Mr Setona said that although not all members of this subcommittee are also members of the Joint Subommittee on Delegated Legislation, in terms of parliamentary rules, any MP may attend and participate in joint committee meetings. He encouraged members to attend joint meetings and suggested that all attend a briefing to be given by Prof Corder on 15, 16 or 17 November (date to be confirmed) on the report referred to above.
Ms Pandor pointed out that it is not true that there is no parliamentary scrutiny of delegated legislation - for example, the health committee scrutinises Department of Health regulations as a matter of course. What needs to be discussed is a formal scrutiny mechanism for delegated legislation. She said Prof Corder's report gives some indication of what could be done in this regard and the resources this would require. Scrutiny of delegated legislation raises questions about the nature and extent of scrutiny - for example, in the case of provincial competencies such as [primary and secondary] education - would scrutiny include what MECs do?
Mr Surty said that because the decisions of the subcommittee would impact on provincial legislation and provincial regulations, its composition had been carefully considered to make sure that each of the provinces are represent by one full member. This would aid the NCOP in its constitutional role of mediating in conflicts between national and provincial laws. He suggested sending the Corder report to the provincial legislatures for their comments.
Ms Pandor said that although the Corder report dealt with a very important issue and had been tabled some months ago, no political party had made any comments on it. She said until considered responses had been received, the report could only be considered a working document.
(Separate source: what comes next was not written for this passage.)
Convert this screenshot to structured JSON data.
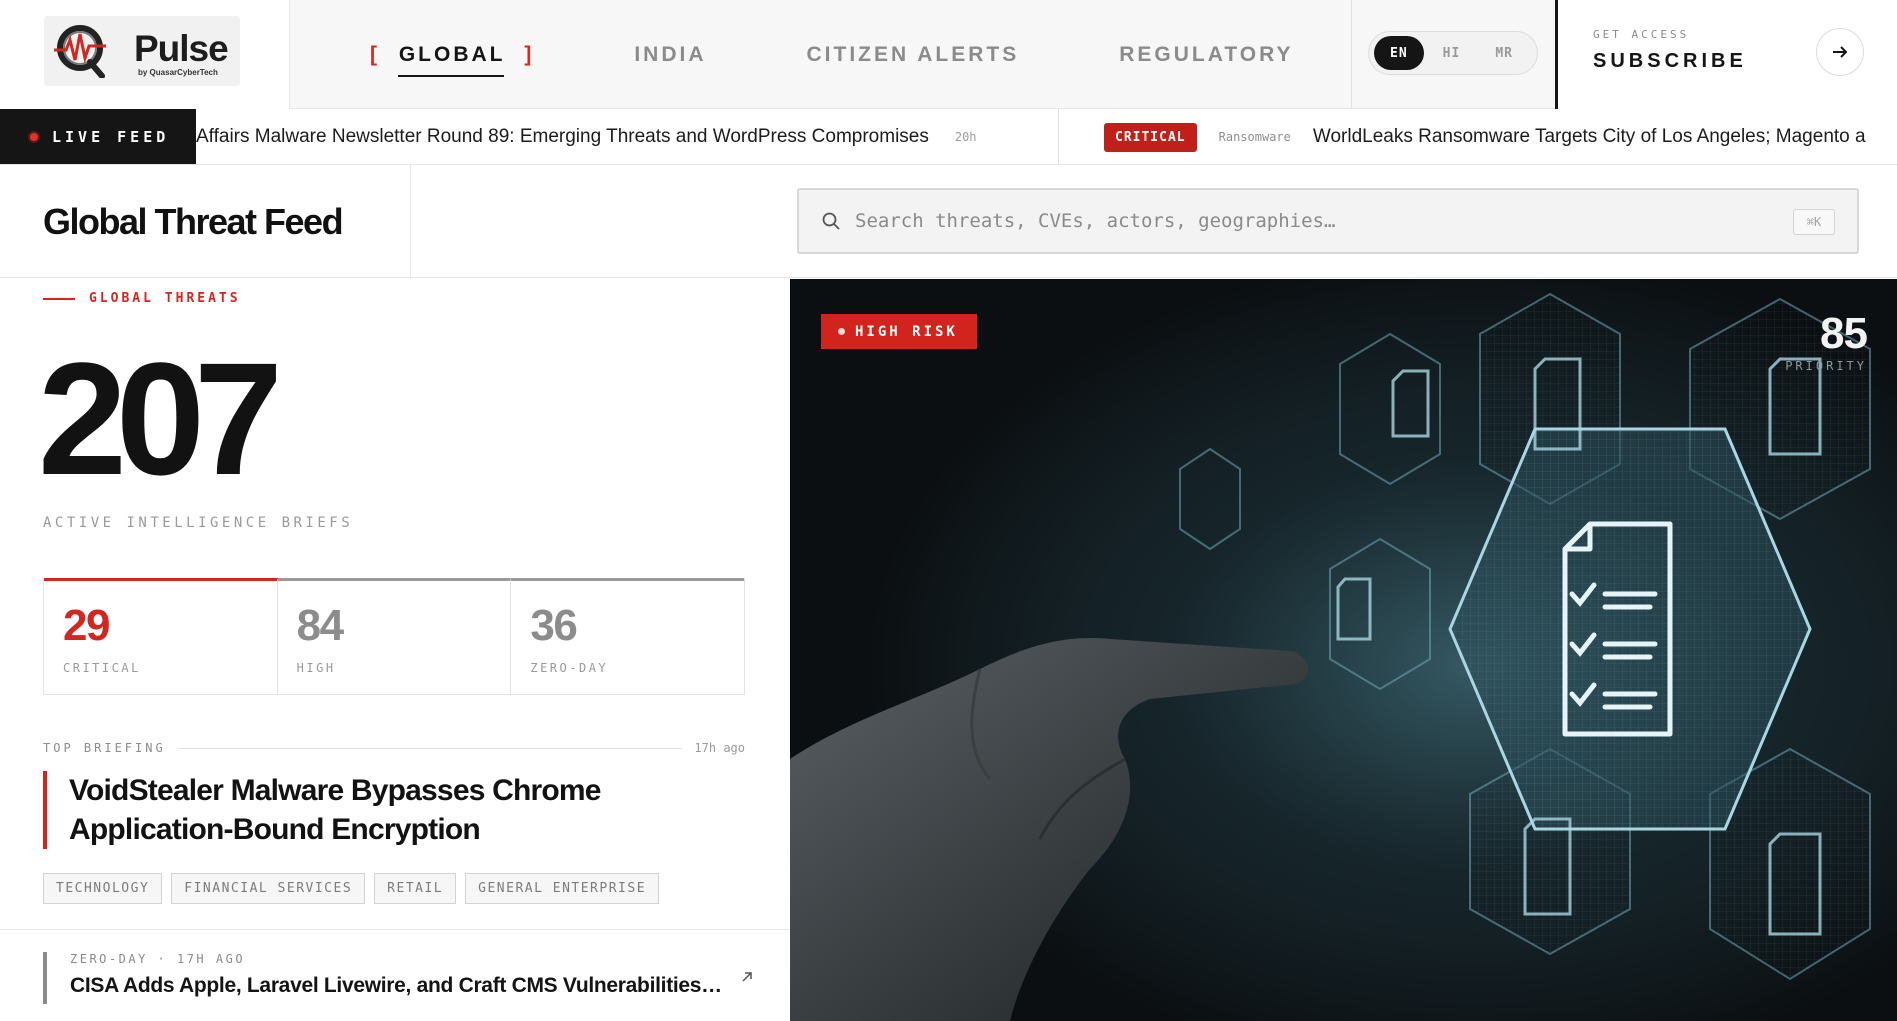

The report should therefore not be sent to the provincial legislatures until Parliament had agreed on what it should do. The subcommittee would have to study carefully the implications because a wide interpretation of scrutiny of delegated legislation could impinge on other distinct spheres of government. For example, if the NCOP decided to scrutinise municipal by-laws, this might impinge on powers of the local sphere of government. She urged party caucuses to debate the report and adopt a position on it.
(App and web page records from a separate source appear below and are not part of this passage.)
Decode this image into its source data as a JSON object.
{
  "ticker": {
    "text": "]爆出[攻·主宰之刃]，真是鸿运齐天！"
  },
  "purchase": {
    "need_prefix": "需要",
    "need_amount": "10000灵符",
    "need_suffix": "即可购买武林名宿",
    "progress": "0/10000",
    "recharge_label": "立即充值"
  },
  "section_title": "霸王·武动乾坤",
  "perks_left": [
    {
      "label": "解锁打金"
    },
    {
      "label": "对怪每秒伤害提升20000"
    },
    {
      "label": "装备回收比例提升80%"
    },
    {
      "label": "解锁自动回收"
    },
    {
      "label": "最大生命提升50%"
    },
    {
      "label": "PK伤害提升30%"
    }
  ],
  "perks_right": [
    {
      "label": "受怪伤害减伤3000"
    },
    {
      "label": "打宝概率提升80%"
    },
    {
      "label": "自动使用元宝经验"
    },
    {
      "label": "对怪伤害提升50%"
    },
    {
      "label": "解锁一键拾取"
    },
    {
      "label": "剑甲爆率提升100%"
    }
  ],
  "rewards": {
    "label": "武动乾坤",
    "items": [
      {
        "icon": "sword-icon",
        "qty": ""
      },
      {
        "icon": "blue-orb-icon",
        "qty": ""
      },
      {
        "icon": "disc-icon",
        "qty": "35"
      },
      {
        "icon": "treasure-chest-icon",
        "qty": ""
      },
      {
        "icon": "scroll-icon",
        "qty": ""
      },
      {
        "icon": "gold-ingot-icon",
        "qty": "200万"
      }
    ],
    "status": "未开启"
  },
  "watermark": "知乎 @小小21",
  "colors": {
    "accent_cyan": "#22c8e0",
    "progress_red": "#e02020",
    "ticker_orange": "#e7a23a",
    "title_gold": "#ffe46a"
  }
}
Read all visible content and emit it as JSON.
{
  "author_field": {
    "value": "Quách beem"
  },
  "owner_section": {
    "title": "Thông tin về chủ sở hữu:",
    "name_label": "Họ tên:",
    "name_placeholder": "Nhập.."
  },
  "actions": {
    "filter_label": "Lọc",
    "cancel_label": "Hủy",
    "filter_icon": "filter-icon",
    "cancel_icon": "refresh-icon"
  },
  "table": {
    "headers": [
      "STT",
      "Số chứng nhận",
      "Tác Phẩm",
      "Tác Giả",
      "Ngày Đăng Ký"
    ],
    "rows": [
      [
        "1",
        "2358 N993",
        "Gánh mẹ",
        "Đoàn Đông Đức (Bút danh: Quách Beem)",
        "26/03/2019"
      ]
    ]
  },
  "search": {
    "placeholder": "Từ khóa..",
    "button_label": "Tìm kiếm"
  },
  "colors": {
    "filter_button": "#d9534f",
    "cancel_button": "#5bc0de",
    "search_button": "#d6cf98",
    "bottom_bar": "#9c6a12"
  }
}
In the light of Ms Pandor's comments, Mr Surty withdrew his suggestion that the Corder report be sent to provincial legislatures. He suggested NCOP scrutiny might include ensuring consistency in provincial regulations in terms of, for example, traffic legislation.
Mr Setona summarised the decisions of the meeting as: 1) Subcommittee members would attend Prof Corder's presentation on his report on 15, 16 or 17 November 2) Political parties would respond to the report and 3) The subcommittee would not meet again until after the next meeting of the Joint Subcommittee on Delegated Legislation. The meeting was adjourned until further notice.